As we approach the end of 2009, Razer shows no signs of stopping and introduces its latest laser equipped gaming mouse - dubbed the Naga.
With its obvious eastern-influenced name - following the Kabuto and Orochi - the Naga becomes Razer's 4th mouse to be introduced this year alone.
The contents itself are pretty standard and are what one would expect from Razer.
Size-wise, it's definitely smaller and posesses a lower hump than the Death Adder.
Notice the two smaller buttons by the front of the left click?
Well, contrary to popular belief, they do not perform dpi switching. Rather they perform the standard Forward and Backward operations used in browsers.
The mouse itself is obviously designed for right handers, and feels pretty comfortable with the ring finger rest playing an influential part - Fingertip or Palm users will definitely be able to adapt easily.
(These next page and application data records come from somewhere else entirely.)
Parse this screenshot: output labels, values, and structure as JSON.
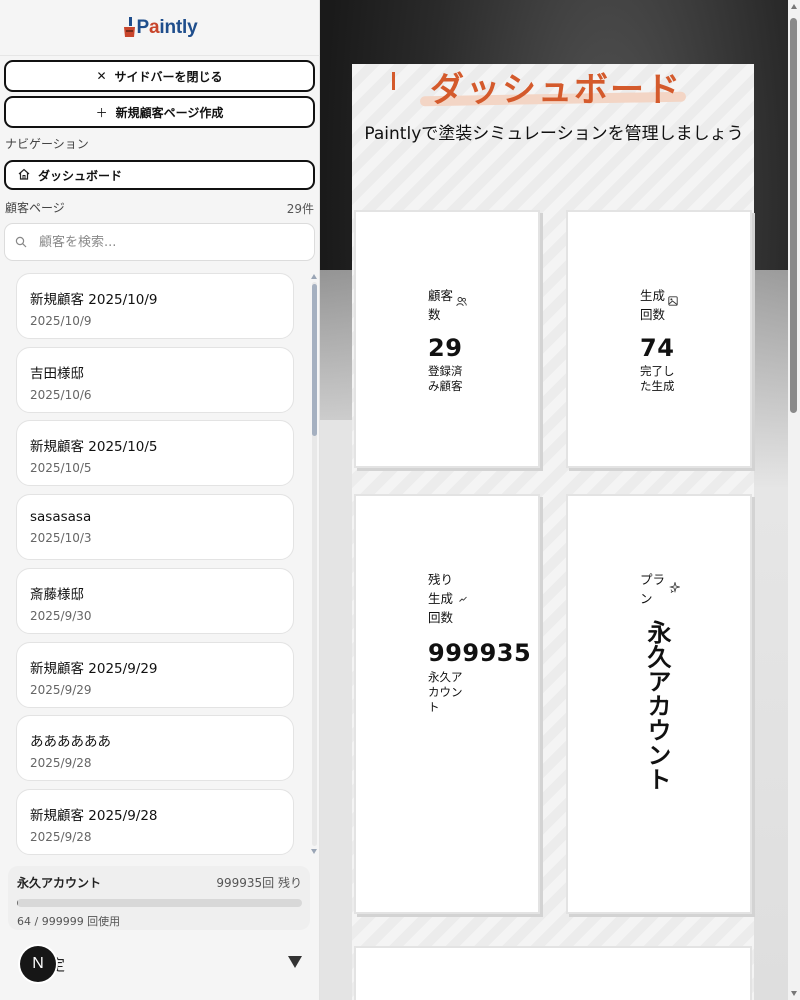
{
  "sidebar": {
    "logo_text": "Paintly",
    "close_label": "サイドバーを閉じる",
    "new_customer_label": "新規顧客ページ作成",
    "nav_heading": "ナビゲーション",
    "nav_dashboard": "ダッシュボード",
    "customer_heading": "顧客ページ",
    "customer_count": "29件",
    "search_placeholder": "顧客を検索...",
    "customers": [
      {
        "name": "新規顧客 2025/10/9",
        "date": "2025/10/9"
      },
      {
        "name": "吉田様邸",
        "date": "2025/10/6"
      },
      {
        "name": "新規顧客 2025/10/5",
        "date": "2025/10/5"
      },
      {
        "name": "sasasasa",
        "date": "2025/10/3"
      },
      {
        "name": "斎藤様邸",
        "date": "2025/9/30"
      },
      {
        "name": "新規顧客 2025/9/29",
        "date": "2025/9/29"
      },
      {
        "name": "ああああああ",
        "date": "2025/9/28"
      },
      {
        "name": "新規顧客 2025/9/28",
        "date": "2025/9/28"
      }
    ],
    "plan": {
      "name": "永久アカウント",
      "remaining": "999935回 残り",
      "usage": "64 / 999999 回使用",
      "used_fraction": 0.0001
    },
    "settings_label": "定",
    "avatar_letter": "N"
  },
  "dashboard": {
    "title": "ダッシュボード",
    "subtitle": "Paintlyで塗装シミュレーションを管理しましょう",
    "stats": {
      "customers": {
        "label": "顧客数",
        "value": "29",
        "sub": "登録済み顧客"
      },
      "generations": {
        "label": "生成回数",
        "value": "74",
        "sub": "完了した生成"
      },
      "remaining": {
        "label": "残り生成回数",
        "value": "999935",
        "sub": "永久アカウント"
      },
      "plan": {
        "label": "プラン",
        "value": "永久アカウント"
      }
    }
  },
  "colors": {
    "accent": "#d45a2c",
    "logo_blue": "#1f4e8c",
    "border": "#111111"
  }
}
The numpad on the side though does take a little getting used to, nothing a few hours of gaming can't solve.
For the challenged-ones out there, Razer also includes 'trainers' which basically are silicon stickers that are placed on any number the user desires so as to get a feel of the placements and enhance the learning curve.
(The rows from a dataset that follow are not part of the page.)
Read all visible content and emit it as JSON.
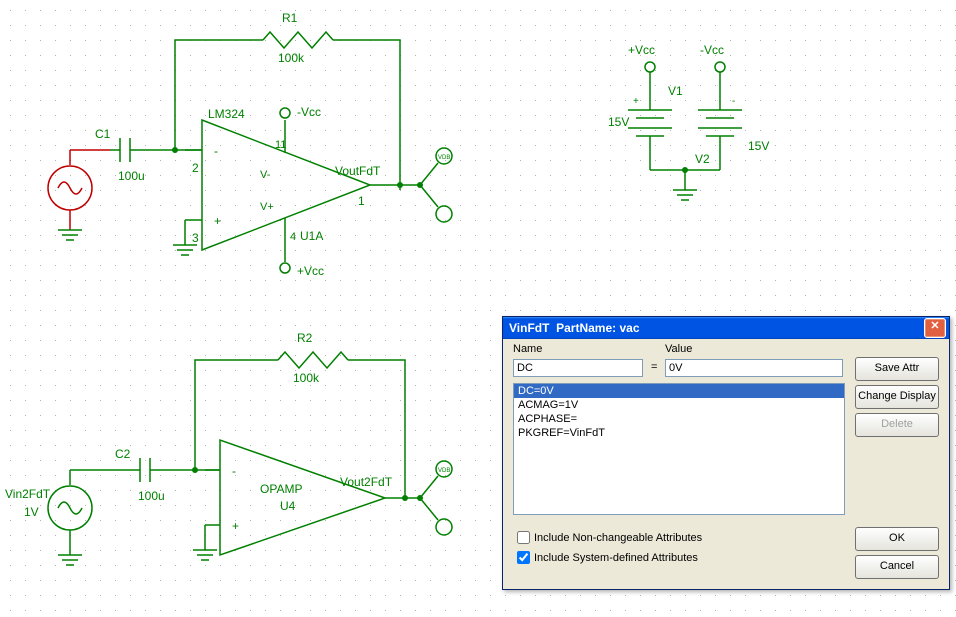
{
  "circuit1": {
    "r_label": "R1",
    "r_value": "100k",
    "c_label": "C1",
    "c_value": "100u",
    "op_label": "LM324",
    "op_ref": "U1A",
    "neg_rail": "-Vcc",
    "pos_rail": "+Vcc",
    "out_net": "VoutFdT",
    "pin_inm": "2",
    "pin_inp": "3",
    "pin_vn": "11",
    "pin_vp": "4",
    "pin_out": "1",
    "vminus": "V-",
    "vplus": "V+"
  },
  "circuit2": {
    "r_label": "R2",
    "r_value": "100k",
    "c_label": "C2",
    "c_value": "100u",
    "op_label": "OPAMP",
    "op_ref": "U4",
    "out_net": "Vout2FdT",
    "src_label": "Vin2FdT",
    "src_value": "1V"
  },
  "supply": {
    "pos_rail": "+Vcc",
    "neg_rail": "-Vcc",
    "v1_label": "V1",
    "v1_value": "15V",
    "v2_label": "V2",
    "v2_value": "15V"
  },
  "dialog": {
    "title_ref": "VinFdT",
    "title_part_label": "PartName:",
    "title_part": "vac",
    "name_label": "Name",
    "value_label": "Value",
    "name_field": "DC",
    "value_field": "0V",
    "list_items": [
      "DC=0V",
      "ACMAG=1V",
      "ACPHASE=",
      "PKGREF=VinFdT"
    ],
    "include_nonchangeable": "Include Non-changeable Attributes",
    "include_sysdefined": "Include System-defined Attributes",
    "btn_save": "Save Attr",
    "btn_change": "Change Display",
    "btn_delete": "Delete",
    "btn_ok": "OK",
    "btn_cancel": "Cancel",
    "eq": "="
  }
}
What the mouse numpad does is obviously replicating the row of numbers above qwerty or the numpad itself.
How this is done is via a switch on the bottom.
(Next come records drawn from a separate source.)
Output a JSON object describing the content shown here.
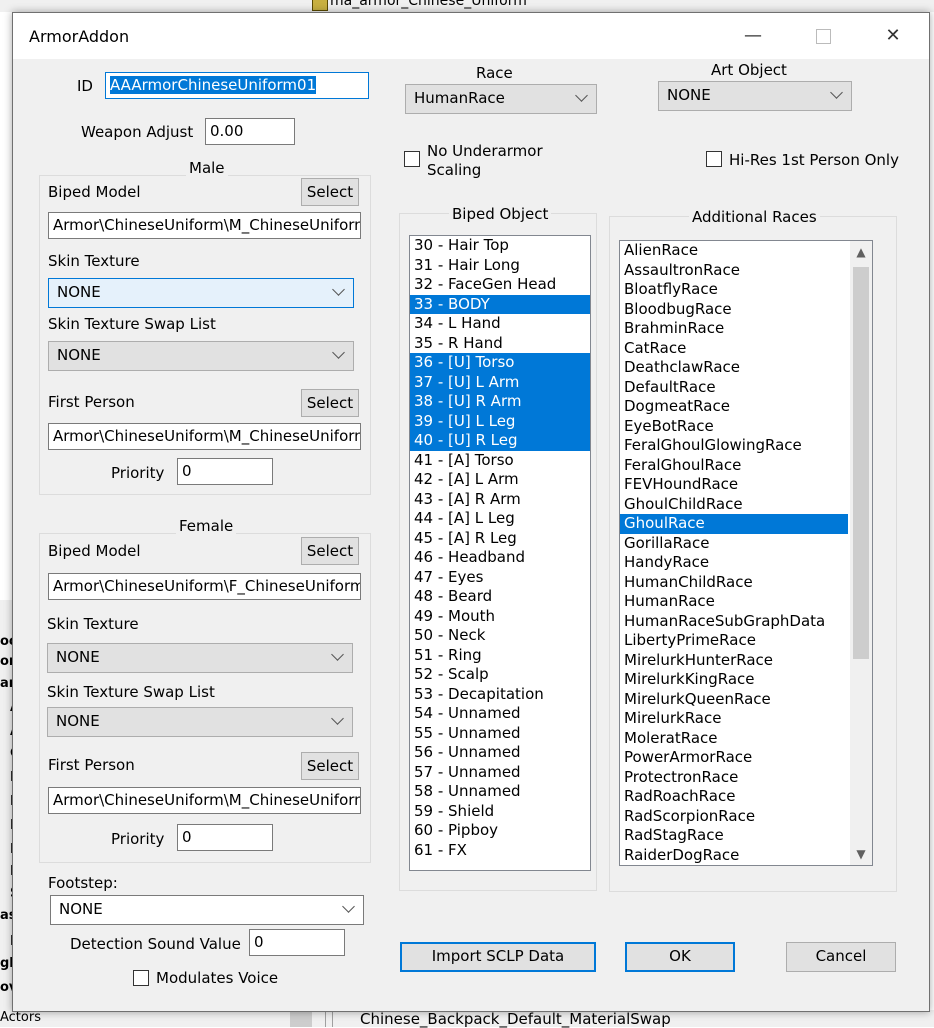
{
  "background": {
    "top_item": "ma_armor_Chinese_Uniform",
    "left_fragments": [
      "oo",
      "ora",
      "arm",
      "A",
      "A",
      "C",
      "F",
      "I",
      "L",
      "N",
      "F",
      "S",
      "as",
      "L",
      "gh",
      "ov"
    ],
    "bottom_left": "Actors",
    "bottom_item": "Chinese_Backpack_Default_MaterialSwap"
  },
  "window": {
    "title": "ArmorAddon",
    "minimize_glyph": "—",
    "close_glyph": "✕"
  },
  "fields": {
    "id_label": "ID",
    "id_value": "AAArmorChineseUniform01",
    "weapon_adjust_label": "Weapon Adjust",
    "weapon_adjust_value": "0.00",
    "race_label": "Race",
    "race_value": "HumanRace",
    "art_object_label": "Art Object",
    "art_object_value": "NONE",
    "no_underarmor_label_1": "No Underarmor",
    "no_underarmor_label_2": "Scaling",
    "hires_label": "Hi-Res 1st Person Only"
  },
  "male": {
    "group_label": "Male",
    "biped_model_label": "Biped Model",
    "select_label": "Select",
    "biped_model_value": "Armor\\ChineseUniform\\M_ChineseUniform_",
    "skin_texture_label": "Skin Texture",
    "skin_texture_value": "NONE",
    "swap_list_label": "Skin Texture Swap List",
    "swap_list_value": "NONE",
    "first_person_label": "First Person",
    "first_person_value": "Armor\\ChineseUniform\\M_ChineseUniform_",
    "priority_label": "Priority",
    "priority_value": "0"
  },
  "female": {
    "group_label": "Female",
    "biped_model_label": "Biped Model",
    "select_label": "Select",
    "biped_model_value": "Armor\\ChineseUniform\\F_ChineseUniform_",
    "skin_texture_label": "Skin Texture",
    "skin_texture_value": "NONE",
    "swap_list_label": "Skin Texture Swap List",
    "swap_list_value": "NONE",
    "first_person_label": "First Person",
    "first_person_value": "Armor\\ChineseUniform\\M_ChineseUniform_",
    "priority_label": "Priority",
    "priority_value": "0"
  },
  "footstep": {
    "label": "Footstep:",
    "value": "NONE",
    "detection_label": "Detection Sound Value",
    "detection_value": "0",
    "modulates_label": "Modulates Voice"
  },
  "biped_object": {
    "label": "Biped Object",
    "items": [
      {
        "text": "30 - Hair Top",
        "selected": false
      },
      {
        "text": "31 - Hair Long",
        "selected": false
      },
      {
        "text": "32 - FaceGen Head",
        "selected": false
      },
      {
        "text": "33 - BODY",
        "selected": true
      },
      {
        "text": "34 - L Hand",
        "selected": false
      },
      {
        "text": "35 - R Hand",
        "selected": false
      },
      {
        "text": "36 - [U] Torso",
        "selected": true
      },
      {
        "text": "37 - [U] L Arm",
        "selected": true
      },
      {
        "text": "38 - [U] R Arm",
        "selected": true
      },
      {
        "text": "39 - [U] L Leg",
        "selected": true
      },
      {
        "text": "40 - [U] R Leg",
        "selected": true
      },
      {
        "text": "41 - [A] Torso",
        "selected": false
      },
      {
        "text": "42 - [A] L Arm",
        "selected": false
      },
      {
        "text": "43 - [A] R Arm",
        "selected": false
      },
      {
        "text": "44 - [A] L Leg",
        "selected": false
      },
      {
        "text": "45 - [A] R Leg",
        "selected": false
      },
      {
        "text": "46 - Headband",
        "selected": false
      },
      {
        "text": "47 - Eyes",
        "selected": false
      },
      {
        "text": "48 - Beard",
        "selected": false
      },
      {
        "text": "49 - Mouth",
        "selected": false
      },
      {
        "text": "50 - Neck",
        "selected": false
      },
      {
        "text": "51 - Ring",
        "selected": false
      },
      {
        "text": "52 - Scalp",
        "selected": false
      },
      {
        "text": "53 - Decapitation",
        "selected": false
      },
      {
        "text": "54 - Unnamed",
        "selected": false
      },
      {
        "text": "55 - Unnamed",
        "selected": false
      },
      {
        "text": "56 - Unnamed",
        "selected": false
      },
      {
        "text": "57 - Unnamed",
        "selected": false
      },
      {
        "text": "58 - Unnamed",
        "selected": false
      },
      {
        "text": "59 - Shield",
        "selected": false
      },
      {
        "text": "60 - Pipboy",
        "selected": false
      },
      {
        "text": "61 - FX",
        "selected": false
      }
    ]
  },
  "additional_races": {
    "label": "Additional Races",
    "items": [
      {
        "text": "AlienRace",
        "selected": false
      },
      {
        "text": "AssaultronRace",
        "selected": false
      },
      {
        "text": "BloatflyRace",
        "selected": false
      },
      {
        "text": "BloodbugRace",
        "selected": false
      },
      {
        "text": "BrahminRace",
        "selected": false
      },
      {
        "text": "CatRace",
        "selected": false
      },
      {
        "text": "DeathclawRace",
        "selected": false
      },
      {
        "text": "DefaultRace",
        "selected": false
      },
      {
        "text": "DogmeatRace",
        "selected": false
      },
      {
        "text": "EyeBotRace",
        "selected": false
      },
      {
        "text": "FeralGhoulGlowingRace",
        "selected": false
      },
      {
        "text": "FeralGhoulRace",
        "selected": false
      },
      {
        "text": "FEVHoundRace",
        "selected": false
      },
      {
        "text": "GhoulChildRace",
        "selected": false
      },
      {
        "text": "GhoulRace",
        "selected": true
      },
      {
        "text": "GorillaRace",
        "selected": false
      },
      {
        "text": "HandyRace",
        "selected": false
      },
      {
        "text": "HumanChildRace",
        "selected": false
      },
      {
        "text": "HumanRace",
        "selected": false
      },
      {
        "text": "HumanRaceSubGraphData",
        "selected": false
      },
      {
        "text": "LibertyPrimeRace",
        "selected": false
      },
      {
        "text": "MirelurkHunterRace",
        "selected": false
      },
      {
        "text": "MirelurkKingRace",
        "selected": false
      },
      {
        "text": "MirelurkQueenRace",
        "selected": false
      },
      {
        "text": "MirelurkRace",
        "selected": false
      },
      {
        "text": "MoleratRace",
        "selected": false
      },
      {
        "text": "PowerArmorRace",
        "selected": false
      },
      {
        "text": "ProtectronRace",
        "selected": false
      },
      {
        "text": "RadRoachRace",
        "selected": false
      },
      {
        "text": "RadScorpionRace",
        "selected": false
      },
      {
        "text": "RadStagRace",
        "selected": false
      },
      {
        "text": "RaiderDogRace",
        "selected": false
      }
    ]
  },
  "buttons": {
    "import_label": "Import SCLP Data",
    "ok_label": "OK",
    "cancel_label": "Cancel"
  },
  "colors": {
    "selection": "#0078d7",
    "dialog_bg": "#f0f0f0"
  }
}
The '123' option of course allows one to replicate the row of numbers / action bar for most MMO games on the mouse itself.
The 'Num' option gives one access to more game funcions that are assigned to the numpad.
A slight over-look perhaps is the lack of an option to deactivate the mouse numpad.
Take note of the one-piece foot that runs around the circumference of the mouse (forgive the dust as I don't exactly live in a bubble).
This is Razer's way of having the z-axis tracking of the laser sensor be a consistent distance from the pad.
The teflon ring also feels thicker than what is on the Mamba.
What this all does is to greatly reduce jitter until it's almost non-existent.
Below is how the driver control panel looks like.
Some of you out there may be wondering what's missing due to its very sparse look.
Here goes -
There is no on-the-fly sensitivity.
There is no dpi switching.
There is no profile switching.
There is no way to bind mouse buttons to custom functions without the MMOG Addons.
There is nothing that would really endear the Naga towards the current generation of FPS gamers.
In all fairness, the Naga is marketed for MMOGs, and this is where the Razer Add-ons come into play.
Currently Razer has available Add-ons for Warhammer and Warcraft, with more on the way, which can all be downloaded from razerzone.com.
What the Add-ons do, that's for you all to find out as I do not play MMOGs.
Bottom line, the Naga is not meant to compete with the FPS-centric mouses currently in Razer's stables. Rather it offers an alternative to the MMO Gamers out there who have been wanting a mouse to call their own.